I welcome the Minister to the House and acknowledge her sterling role in preserving it as part of the Democracy Matters campaign before she became a Minister. I thank her for being one of the leaders of the small group of people who stood up for the Seanad at the time. I was struck at the time by the fact that referenda generally can never be regarded as foregone conclusions. The children’s referendum was a case in point. I do not know what exact percentage of the population voted “No” but it was of the order of 30% to 40%. It was not a foregone conclusion that it would be passed, therefore, even though there was no political party of which I was aware which actually togged out against it and no organised opposition to it. It is in that context that I pay tribute to my colleague, Senator Boyhan, for his very moving and sensible speech on why this legislation is needed. He gave a very personal description of the plight of children who were marooned by the law, the Constitution and the institutions of our State. He emphasised the fact that in the end what children need is love, care, nourishment and affection from parents or a parent or whatever to have any chance of functioning as fully developed and emotionally mature members of our society.

One thing Senator Boyhan mentioned that struck a chord with me was that in the last few days he has received correspondence from people saying that the legislation is dangerous; that it strikes at the constitutional status of parenthood and damages and undermines the family as an institution. I want to make one contribution on that issue. It is funny that the minority of hardline Catholics who put pen to paper to write to Senator Boyhan and who write articles in the hardline Catholic newspapers do not seem to have any sense of conscience at all about the fact that it was the same hardline opinions that drove girls into Magdalen convents and parents into expelling their pregnant daughters from their houses and the like. I received a letter from the author of a small history of the Archdiocese of Tuam on an interesting exchange between my grandfather, Eoin MacNeill, and the Archbishop of Tuam in the wake of the Black and Tans burning down the town as a reprisal.When I read through the rest of his book, which is wonderful, I discovered that in the 1920s and 1930s a diocesan synod had been held in Tuam every year and that the then archbishop had laid down very clearly that if there was an extra-marital pregnancy which was known to members of the clergy in any part of the archdiocese, the fact was to be dealt with firmly from the altar in front of the whole community, albeit without mentioning the identity of the girl in question. This was part of the social pressure which was brought to bear on families to turn on the most vulnerable member of the family unit in the most vulnerable period of her life, to expel her or to end the scandal of the pregnancy by sweeping it under the carpet.

On another occasion I remember the late former Deputy Peadar Clohessy, a wonderful gentleman, telling me about a particular instance in his part of the woods in rural County Limerick in which a farmer had got a girl into trouble. The farmer survived but the girl did not. She was sent to a laundry in Limerick She tried to escape, but gardaí found her and brought her back to the laundry, even though she was over 18 years of age.

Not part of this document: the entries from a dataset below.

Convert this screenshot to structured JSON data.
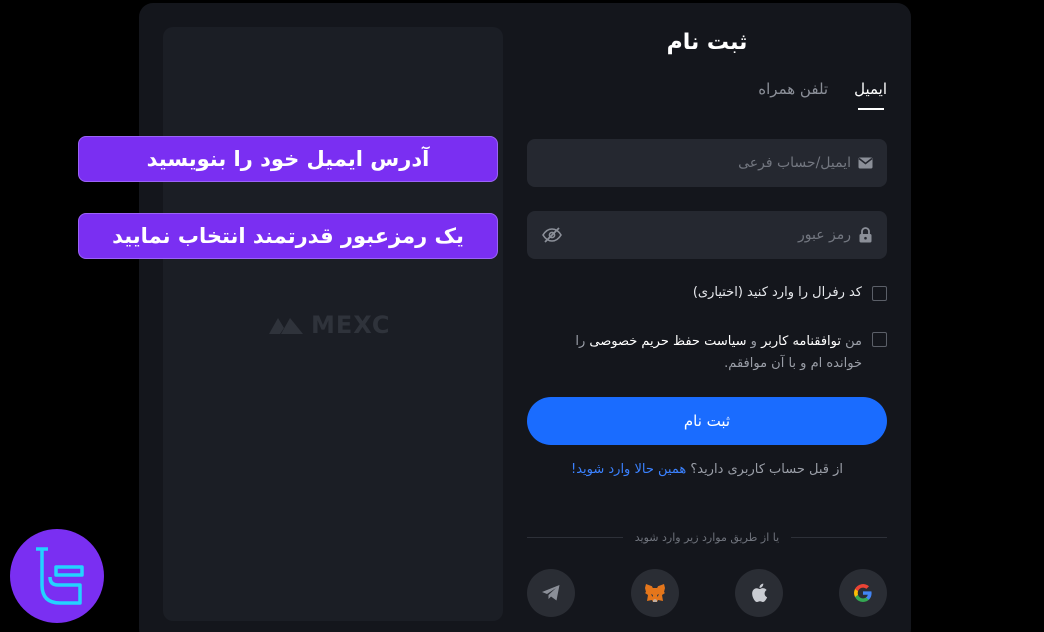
{
  "form": {
    "title": "ثبت نام",
    "tabs": [
      {
        "label": "ایمیل",
        "active": true
      },
      {
        "label": "تلفن همراه",
        "active": false
      }
    ],
    "email_placeholder": "ایمیل/حساب فرعی",
    "password_placeholder": "رمز عبور",
    "referral_label": "کد رفرال را وارد کنید (اختیاری)",
    "terms": {
      "prefix": "من",
      "user_agreement": "توافقنامه کاربر",
      "and": "و",
      "privacy_policy": "سیاست حفظ حریم خصوصی",
      "suffix": "را خوانده ام و با آن موافقم."
    },
    "submit_label": "ثبت نام",
    "login_prompt": "از قبل حساب کاربری دارید؟",
    "login_link": "همین حالا وارد شوید!",
    "divider_text": "یا از طریق موارد زیر وارد شوید"
  },
  "social_icons": [
    "google-icon",
    "apple-icon",
    "metamask-icon",
    "telegram-icon"
  ],
  "left_panel": {
    "logo_text": "MEXC"
  },
  "callouts": [
    "آدرس ایمیل خود را بنویسید",
    "یک رمزعبور قدرتمند انتخاب نمایید"
  ],
  "colors": {
    "accent": "#1a6cff",
    "callout": "#7a2ff2",
    "link": "#3b82ff",
    "panel": "#14161c"
  }
}
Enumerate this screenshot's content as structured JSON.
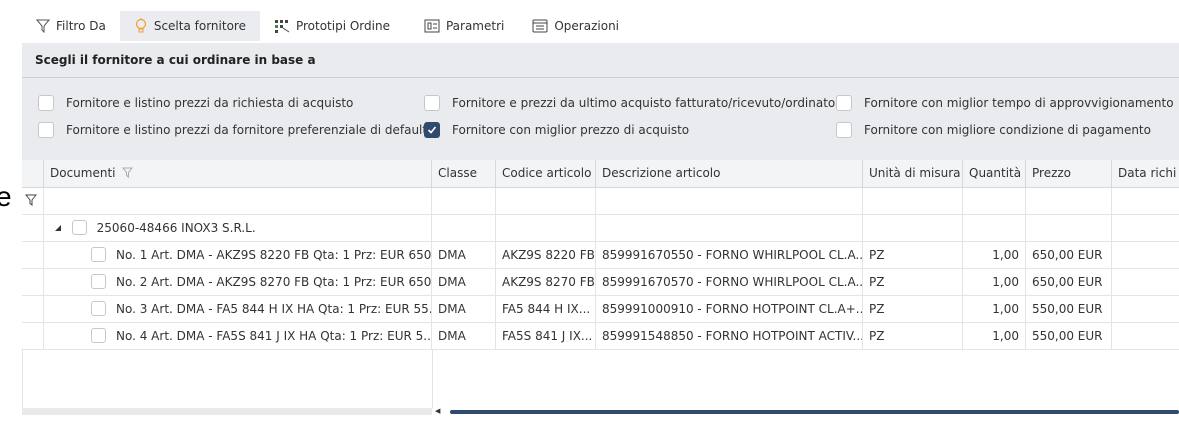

The people who write harsh letters saying the approach adopted in this Bill which is child centred is an attack on the family, in effect, belong to the same morally conformist tradition that supported bishops when they took a hard line against extra-marital pregnancies. They display an atavistic “let us get back to the good old times” attitude which seeks to forget about all of the progress made in the Catholic Church and among Christians generally. There is one Catholic newspaper, published fortnightly, which yearns for a return to pre-Conciliar religion in Ireland, the good old religion. The people who write such letters and read such newspapers are the ones who write letters to Senator Victor Boyhan to tell him that he is getting it wrong, that this legislation is wrong and subversive of some moral order and the family as a moral institution in society. I wonder if, on occasion, any of them ever looks in a mirror and asks himself or herself if he or she is speaking from the same pulpit as those who decried unmarried mothers in the Tuam diocese and forced them out of their community or from a Christian, loving perspective. I often think they confuse moral conformity, moral order and the notion that the family is a moral institution with the idea that at the heart of that institution – I do not like calling a family an institution – however it is structured, whether it be a one-parent or a two-parent family of whatever age or gender, is the glue of love. If the price of maintaining the family is the exiling from love of children in the circumstances described by Senator Victor Boyhan, one must wonder what schizoid mentality can object to the Bill, on the one hand, and, on the other, preach religion and a moral view of life.

I see no threat in this legislation to the moral order in Ireland. The constitutional amendment is absolutely balanced. Some might argue that it is overly balanced as to exclude the possibility of damaging a family which is operating and functioning as such. I see no moral danger to Irish society and no threat to the moral structures of Irish society or the moral beliefs of Irish people in the legislation. It is good that on this occasion, having passed the constitutional amendment, the legislation, with some stutters, has come into being fairly rapidly thereafter. Its critics should not be worried by it. If their criticism comes from some a priorireligious commitment to the family as an inviolable structure to which the legislation is counterpoised as a danger, it is their view that is wrong and Senator Victor Boyhan’s view and that of the Minister and, I presume, the great majority of Members of this House that is right. I commend the Minister for bringing the Bill before the House and congratulate on for doing so.